● Exercise prompt
Repeat the data exactly, with every line included.

● Supplied material

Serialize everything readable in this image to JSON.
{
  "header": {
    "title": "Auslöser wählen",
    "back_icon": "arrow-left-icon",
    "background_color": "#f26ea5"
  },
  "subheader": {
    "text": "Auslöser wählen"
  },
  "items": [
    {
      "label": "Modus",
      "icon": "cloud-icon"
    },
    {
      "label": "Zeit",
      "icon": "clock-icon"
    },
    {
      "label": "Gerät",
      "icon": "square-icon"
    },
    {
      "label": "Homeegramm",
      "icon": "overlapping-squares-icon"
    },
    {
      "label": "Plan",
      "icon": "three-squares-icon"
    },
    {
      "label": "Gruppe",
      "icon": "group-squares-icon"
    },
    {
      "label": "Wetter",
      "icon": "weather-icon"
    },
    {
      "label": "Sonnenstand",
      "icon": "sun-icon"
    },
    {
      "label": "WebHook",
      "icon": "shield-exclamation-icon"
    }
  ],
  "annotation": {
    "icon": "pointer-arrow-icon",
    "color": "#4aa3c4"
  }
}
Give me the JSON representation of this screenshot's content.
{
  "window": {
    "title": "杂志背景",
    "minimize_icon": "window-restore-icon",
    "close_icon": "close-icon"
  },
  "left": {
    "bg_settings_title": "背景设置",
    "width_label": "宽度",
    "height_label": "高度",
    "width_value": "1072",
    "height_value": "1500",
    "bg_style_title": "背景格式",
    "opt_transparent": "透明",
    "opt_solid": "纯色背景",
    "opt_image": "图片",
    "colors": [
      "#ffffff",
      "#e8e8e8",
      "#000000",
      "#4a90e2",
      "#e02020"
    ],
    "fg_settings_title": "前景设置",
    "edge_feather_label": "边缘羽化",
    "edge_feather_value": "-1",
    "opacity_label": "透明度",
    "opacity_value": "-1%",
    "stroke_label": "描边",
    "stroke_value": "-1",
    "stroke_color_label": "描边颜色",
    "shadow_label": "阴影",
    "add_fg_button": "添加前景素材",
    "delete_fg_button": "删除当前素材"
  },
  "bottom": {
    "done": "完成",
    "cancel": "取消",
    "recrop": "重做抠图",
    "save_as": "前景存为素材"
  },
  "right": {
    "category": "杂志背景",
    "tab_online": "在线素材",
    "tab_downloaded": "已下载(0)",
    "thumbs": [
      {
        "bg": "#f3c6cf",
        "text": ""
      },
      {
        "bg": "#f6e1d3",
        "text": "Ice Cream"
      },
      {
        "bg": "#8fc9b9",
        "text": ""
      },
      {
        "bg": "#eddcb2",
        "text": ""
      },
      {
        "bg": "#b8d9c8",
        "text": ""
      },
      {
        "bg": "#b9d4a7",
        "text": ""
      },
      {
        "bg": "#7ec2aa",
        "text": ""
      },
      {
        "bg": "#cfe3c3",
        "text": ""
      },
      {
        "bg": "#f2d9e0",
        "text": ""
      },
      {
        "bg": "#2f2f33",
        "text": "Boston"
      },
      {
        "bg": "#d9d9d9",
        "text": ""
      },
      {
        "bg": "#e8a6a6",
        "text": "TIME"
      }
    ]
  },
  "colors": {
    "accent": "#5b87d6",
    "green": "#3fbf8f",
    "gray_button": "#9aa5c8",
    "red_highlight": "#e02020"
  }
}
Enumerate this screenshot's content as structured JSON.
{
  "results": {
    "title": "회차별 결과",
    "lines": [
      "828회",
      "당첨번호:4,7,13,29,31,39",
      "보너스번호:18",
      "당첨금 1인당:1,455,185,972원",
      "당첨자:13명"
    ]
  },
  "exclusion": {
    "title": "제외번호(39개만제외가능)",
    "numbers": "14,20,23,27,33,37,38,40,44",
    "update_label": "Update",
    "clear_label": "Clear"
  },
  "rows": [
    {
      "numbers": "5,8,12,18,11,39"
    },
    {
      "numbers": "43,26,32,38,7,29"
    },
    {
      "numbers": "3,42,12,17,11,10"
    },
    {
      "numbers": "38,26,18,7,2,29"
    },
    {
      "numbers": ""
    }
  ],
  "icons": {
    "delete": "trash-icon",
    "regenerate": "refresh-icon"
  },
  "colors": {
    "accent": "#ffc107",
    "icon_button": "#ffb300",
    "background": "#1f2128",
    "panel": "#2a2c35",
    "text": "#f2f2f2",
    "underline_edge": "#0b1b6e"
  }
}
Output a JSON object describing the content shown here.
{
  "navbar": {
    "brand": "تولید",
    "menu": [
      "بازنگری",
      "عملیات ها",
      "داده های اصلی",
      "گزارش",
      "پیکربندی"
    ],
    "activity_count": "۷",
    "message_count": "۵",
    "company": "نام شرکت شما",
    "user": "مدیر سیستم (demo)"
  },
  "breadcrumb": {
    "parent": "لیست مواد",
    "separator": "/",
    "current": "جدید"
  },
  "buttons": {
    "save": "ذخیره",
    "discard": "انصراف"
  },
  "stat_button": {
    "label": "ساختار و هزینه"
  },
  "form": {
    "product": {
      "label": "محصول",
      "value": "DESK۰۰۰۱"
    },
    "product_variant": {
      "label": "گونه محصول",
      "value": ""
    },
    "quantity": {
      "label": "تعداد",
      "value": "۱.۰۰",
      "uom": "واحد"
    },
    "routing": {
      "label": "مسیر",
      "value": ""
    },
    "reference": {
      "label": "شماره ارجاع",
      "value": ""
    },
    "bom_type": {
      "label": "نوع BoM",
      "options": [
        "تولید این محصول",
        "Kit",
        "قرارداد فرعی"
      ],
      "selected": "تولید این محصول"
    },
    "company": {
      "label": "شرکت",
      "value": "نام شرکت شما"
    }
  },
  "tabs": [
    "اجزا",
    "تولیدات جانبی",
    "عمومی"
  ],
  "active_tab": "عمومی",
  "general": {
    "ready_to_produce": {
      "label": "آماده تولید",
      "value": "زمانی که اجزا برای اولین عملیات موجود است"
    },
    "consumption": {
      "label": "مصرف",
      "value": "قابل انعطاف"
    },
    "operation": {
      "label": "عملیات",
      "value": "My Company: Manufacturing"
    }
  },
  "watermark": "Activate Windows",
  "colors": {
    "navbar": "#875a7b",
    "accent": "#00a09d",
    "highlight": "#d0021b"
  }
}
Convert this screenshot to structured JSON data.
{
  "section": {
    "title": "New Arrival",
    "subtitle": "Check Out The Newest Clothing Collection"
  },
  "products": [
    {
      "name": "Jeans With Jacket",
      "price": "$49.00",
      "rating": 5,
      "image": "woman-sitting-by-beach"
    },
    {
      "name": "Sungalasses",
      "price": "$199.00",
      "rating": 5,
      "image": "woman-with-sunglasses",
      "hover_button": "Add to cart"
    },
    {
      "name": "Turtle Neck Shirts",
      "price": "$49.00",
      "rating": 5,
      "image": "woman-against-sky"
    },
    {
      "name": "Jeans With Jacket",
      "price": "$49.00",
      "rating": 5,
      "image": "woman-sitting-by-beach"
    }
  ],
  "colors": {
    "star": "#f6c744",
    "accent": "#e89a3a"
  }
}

● Response to the exercise
Serialize everything readable in this image to JSON.
{
  "header": {
    "title": "Auslöser wählen",
    "back_icon": "arrow-left-icon",
    "background_color": "#f26ea5"
  },
  "subheader": {
    "text": "Auslöser wählen"
  },
  "items": [
    {
      "label": "Modus",
      "icon": "cloud-icon"
    },
    {
      "label": "Zeit",
      "icon": "clock-icon"
    },
    {
      "label": "Gerät",
      "icon": "square-icon"
    },
    {
      "label": "Homeegramm",
      "icon": "overlapping-squares-icon"
    },
    {
      "label": "Plan",
      "icon": "three-squares-icon"
    },
    {
      "label": "Gruppe",
      "icon": "group-squares-icon"
    },
    {
      "label": "Wetter",
      "icon": "weather-icon"
    },
    {
      "label": "Sonnenstand",
      "icon": "sun-icon"
    },
    {
      "label": "WebHook",
      "icon": "shield-exclamation-icon"
    }
  ],
  "annotation": {
    "icon": "pointer-arrow-icon",
    "color": "#4aa3c4"
  }
}
Give me the JSON representation of this screenshot's content.
{
  "window": {
    "title": "杂志背景",
    "minimize_icon": "window-restore-icon",
    "close_icon": "close-icon"
  },
  "left": {
    "bg_settings_title": "背景设置",
    "width_label": "宽度",
    "height_label": "高度",
    "width_value": "1072",
    "height_value": "1500",
    "bg_style_title": "背景格式",
    "opt_transparent": "透明",
    "opt_solid": "纯色背景",
    "opt_image": "图片",
    "colors": [
      "#ffffff",
      "#e8e8e8",
      "#000000",
      "#4a90e2",
      "#e02020"
    ],
    "fg_settings_title": "前景设置",
    "edge_feather_label": "边缘羽化",
    "edge_feather_value": "-1",
    "opacity_label": "透明度",
    "opacity_value": "-1%",
    "stroke_label": "描边",
    "stroke_value": "-1",
    "stroke_color_label": "描边颜色",
    "shadow_label": "阴影",
    "add_fg_button": "添加前景素材",
    "delete_fg_button": "删除当前素材"
  },
  "bottom": {
    "done": "完成",
    "cancel": "取消",
    "recrop": "重做抠图",
    "save_as": "前景存为素材"
  },
  "right": {
    "category": "杂志背景",
    "tab_online": "在线素材",
    "tab_downloaded": "已下载(0)",
    "thumbs": [
      {
        "bg": "#f3c6cf",
        "text": ""
      },
      {
        "bg": "#f6e1d3",
        "text": "Ice Cream"
      },
      {
        "bg": "#8fc9b9",
        "text": ""
      },
      {
        "bg": "#eddcb2",
        "text": ""
      },
      {
        "bg": "#b8d9c8",
        "text": ""
      },
      {
        "bg": "#b9d4a7",
        "text": ""
      },
      {
        "bg": "#7ec2aa",
        "text": ""
      },
      {
        "bg": "#cfe3c3",
        "text": ""
      },
      {
        "bg": "#f2d9e0",
        "text": ""
      },
      {
        "bg": "#2f2f33",
        "text": "Boston"
      },
      {
        "bg": "#d9d9d9",
        "text": ""
      },
      {
        "bg": "#e8a6a6",
        "text": "TIME"
      }
    ]
  },
  "colors": {
    "accent": "#5b87d6",
    "green": "#3fbf8f",
    "gray_button": "#9aa5c8",
    "red_highlight": "#e02020"
  }
}
Enumerate this screenshot's content as structured JSON.
{
  "results": {
    "title": "회차별 결과",
    "lines": [
      "828회",
      "당첨번호:4,7,13,29,31,39",
      "보너스번호:18",
      "당첨금 1인당:1,455,185,972원",
      "당첨자:13명"
    ]
  },
  "exclusion": {
    "title": "제외번호(39개만제외가능)",
    "numbers": "14,20,23,27,33,37,38,40,44",
    "update_label": "Update",
    "clear_label": "Clear"
  },
  "rows": [
    {
      "numbers": "5,8,12,18,11,39"
    },
    {
      "numbers": "43,26,32,38,7,29"
    },
    {
      "numbers": "3,42,12,17,11,10"
    },
    {
      "numbers": "38,26,18,7,2,29"
    },
    {
      "numbers": ""
    }
  ],
  "icons": {
    "delete": "trash-icon",
    "regenerate": "refresh-icon"
  },
  "colors": {
    "accent": "#ffc107",
    "icon_button": "#ffb300",
    "background": "#1f2128",
    "panel": "#2a2c35",
    "text": "#f2f2f2",
    "underline_edge": "#0b1b6e"
  }
}
Output a JSON object describing the content shown here.
{
  "navbar": {
    "brand": "تولید",
    "menu": [
      "بازنگری",
      "عملیات ها",
      "داده های اصلی",
      "گزارش",
      "پیکربندی"
    ],
    "activity_count": "۷",
    "message_count": "۵",
    "company": "نام شرکت شما",
    "user": "مدیر سیستم (demo)"
  },
  "breadcrumb": {
    "parent": "لیست مواد",
    "separator": "/",
    "current": "جدید"
  },
  "buttons": {
    "save": "ذخیره",
    "discard": "انصراف"
  },
  "stat_button": {
    "label": "ساختار و هزینه"
  },
  "form": {
    "product": {
      "label": "محصول",
      "value": "DESK۰۰۰۱"
    },
    "product_variant": {
      "label": "گونه محصول",
      "value": ""
    },
    "quantity": {
      "label": "تعداد",
      "value": "۱.۰۰",
      "uom": "واحد"
    },
    "routing": {
      "label": "مسیر",
      "value": ""
    },
    "reference": {
      "label": "شماره ارجاع",
      "value": ""
    },
    "bom_type": {
      "label": "نوع BoM",
      "options": [
        "تولید این محصول",
        "Kit",
        "قرارداد فرعی"
      ],
      "selected": "تولید این محصول"
    },
    "company": {
      "label": "شرکت",
      "value": "نام شرکت شما"
    }
  },
  "tabs": [
    "اجزا",
    "تولیدات جانبی",
    "عمومی"
  ],
  "active_tab": "عمومی",
  "general": {
    "ready_to_produce": {
      "label": "آماده تولید",
      "value": "زمانی که اجزا برای اولین عملیات موجود است"
    },
    "consumption": {
      "label": "مصرف",
      "value": "قابل انعطاف"
    },
    "operation": {
      "label": "عملیات",
      "value": "My Company: Manufacturing"
    }
  },
  "watermark": "Activate Windows",
  "colors": {
    "navbar": "#875a7b",
    "accent": "#00a09d",
    "highlight": "#d0021b"
  }
}
Convert this screenshot to structured JSON data.
{
  "section": {
    "title": "New Arrival",
    "subtitle": "Check Out The Newest Clothing Collection"
  },
  "products": [
    {
      "name": "Jeans With Jacket",
      "price": "$49.00",
      "rating": 5,
      "image": "woman-sitting-by-beach"
    },
    {
      "name": "Sungalasses",
      "price": "$199.00",
      "rating": 5,
      "image": "woman-with-sunglasses",
      "hover_button": "Add to cart"
    },
    {
      "name": "Turtle Neck Shirts",
      "price": "$49.00",
      "rating": 5,
      "image": "woman-against-sky"
    },
    {
      "name": "Jeans With Jacket",
      "price": "$49.00",
      "rating": 5,
      "image": "woman-sitting-by-beach"
    }
  ],
  "colors": {
    "star": "#f6c744",
    "accent": "#e89a3a"
  }
}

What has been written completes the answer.